Look through the lines below and extract any with the word "Colorado".

(Component data from apps and pages)
-- Opening Marker --

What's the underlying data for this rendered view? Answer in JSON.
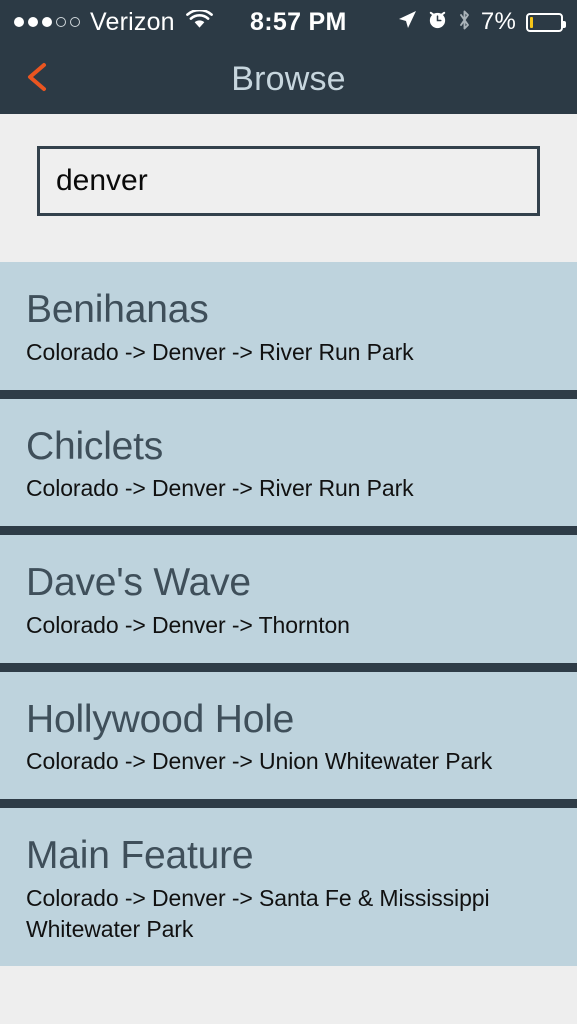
{
  "status_bar": {
    "carrier": "Verizon",
    "signal_dots_filled": 3,
    "signal_dots_empty": 2,
    "wifi_icon": "wifi-icon",
    "time": "8:57 PM",
    "location_icon": "location-arrow-icon",
    "alarm_icon": "alarm-clock-icon",
    "bluetooth_icon": "bluetooth-icon",
    "battery_percent": "7%",
    "battery_level": 7,
    "battery_color": "#f5c518"
  },
  "nav_bar": {
    "back_icon": "chevron-left-icon",
    "back_color": "#ea5520",
    "title": "Browse",
    "title_color": "#c7d6de",
    "background": "#2c3a45"
  },
  "search": {
    "value": "denver",
    "placeholder": "Search"
  },
  "results": [
    {
      "title": "Benihanas",
      "subtitle": "Colorado -> Denver -> River Run Park"
    },
    {
      "title": "Chiclets",
      "subtitle": "Colorado -> Denver -> River Run Park"
    },
    {
      "title": "Dave's Wave",
      "subtitle": "Colorado -> Denver -> Thornton"
    },
    {
      "title": "Hollywood Hole",
      "subtitle": "Colorado -> Denver -> Union Whitewater Park"
    },
    {
      "title": "Main Feature",
      "subtitle": "Colorado -> Denver -> Santa Fe & Mississippi Whitewater Park"
    }
  ],
  "theme": {
    "card_background": "#bed3dd",
    "divider": "#2e3c47",
    "page_background": "#eeeeee",
    "title_color": "#3f4f5a",
    "subtitle_color": "#111111"
  }
}
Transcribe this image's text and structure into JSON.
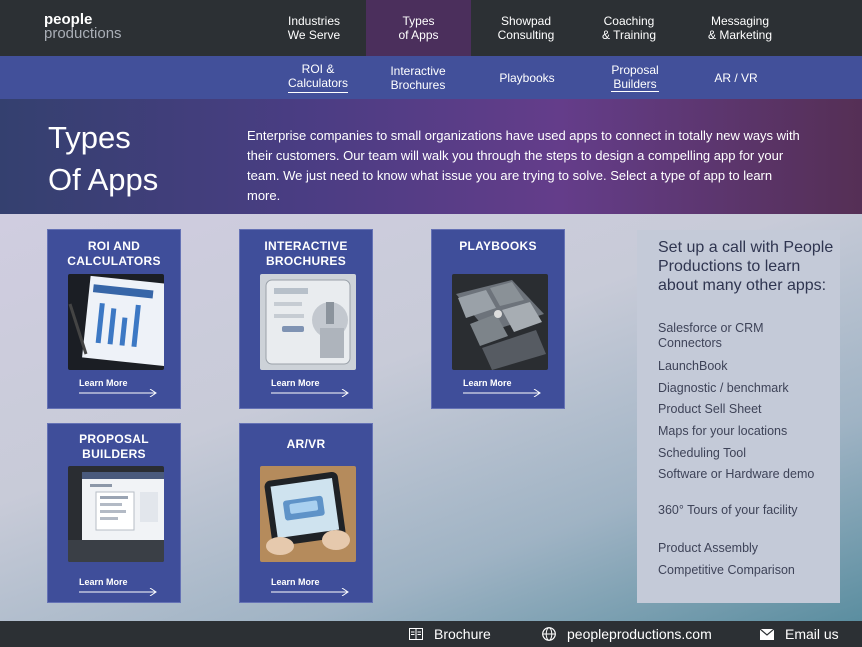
{
  "brand": {
    "line1": "people",
    "line2": "productions"
  },
  "top_nav": [
    {
      "line1": "Industries",
      "line2": "We Serve"
    },
    {
      "line1": "Types",
      "line2": "of Apps"
    },
    {
      "line1": "Showpad",
      "line2": "Consulting"
    },
    {
      "line1": "Coaching",
      "line2": "& Training"
    },
    {
      "line1": "Messaging",
      "line2": "& Marketing"
    }
  ],
  "sub_nav": [
    {
      "line1": "ROI &",
      "line2": "Calculators"
    },
    {
      "line1": "Interactive",
      "line2": "Brochures"
    },
    {
      "line1": "Playbooks",
      "line2": ""
    },
    {
      "line1": "Proposal",
      "line2": "Builders"
    },
    {
      "line1": "AR / VR",
      "line2": ""
    }
  ],
  "hero": {
    "title_line1": "Types",
    "title_line2": "Of Apps",
    "text": "Enterprise companies to small organizations have used apps to connect in totally new ways with their customers. Our team will walk you through the steps to design a compelling app for your team. We just need to know what issue you are trying to solve. Select a type of app to learn more."
  },
  "cards": [
    {
      "line1": "ROI AND",
      "line2": "CALCULATORS",
      "link": "Learn More",
      "image": "tablet-roi-chart"
    },
    {
      "line1": "INTERACTIVE",
      "line2": "BROCHURES",
      "link": "Learn More",
      "image": "tablet-brochure-robot"
    },
    {
      "line1": "PLAYBOOKS",
      "line2": "",
      "link": "Learn More",
      "image": "tablet-playbook-tiles"
    },
    {
      "line1": "PROPOSAL",
      "line2": "BUILDERS",
      "link": "Learn More",
      "image": "tablet-proposal-menu"
    },
    {
      "line1": "AR/VR",
      "line2": "",
      "link": "Learn More",
      "image": "tablet-ar-device"
    }
  ],
  "sidebar": {
    "title": "Set up a call with People Productions to learn about many other apps:",
    "items": [
      "Salesforce or CRM Connectors",
      "LaunchBook",
      "Diagnostic / benchmark",
      "Product Sell Sheet",
      "Maps for your locations",
      "Scheduling Tool",
      "Software or Hardware demo",
      "360° Tours of your facility",
      "Product Assembly",
      "Competitive Comparison"
    ]
  },
  "footer": [
    {
      "label": "Brochure",
      "icon": "brochure-icon"
    },
    {
      "label": "peopleproductions.com",
      "icon": "globe-icon"
    },
    {
      "label": "Email us",
      "icon": "envelope-icon"
    }
  ],
  "colors": {
    "nav_bg": "#2c3034",
    "subnav_bg": "#42509a",
    "active_tab": "#4b2f5c",
    "card_bg": "#3f4e9a",
    "sidebar_bg": "#c4cad8"
  }
}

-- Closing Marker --

→ Reply:
      "subtitle": "Colorado -> Denver -> River Run Park"
      "subtitle": "Colorado -> Denver -> River Run Park"
      "subtitle": "Colorado -> Denver -> Thornton"
      "subtitle": "Colorado -> Denver -> Union Whitewater Park"
      "subtitle": "Colorado -> Denver -> Santa Fe & Mississippi Whitewater Park"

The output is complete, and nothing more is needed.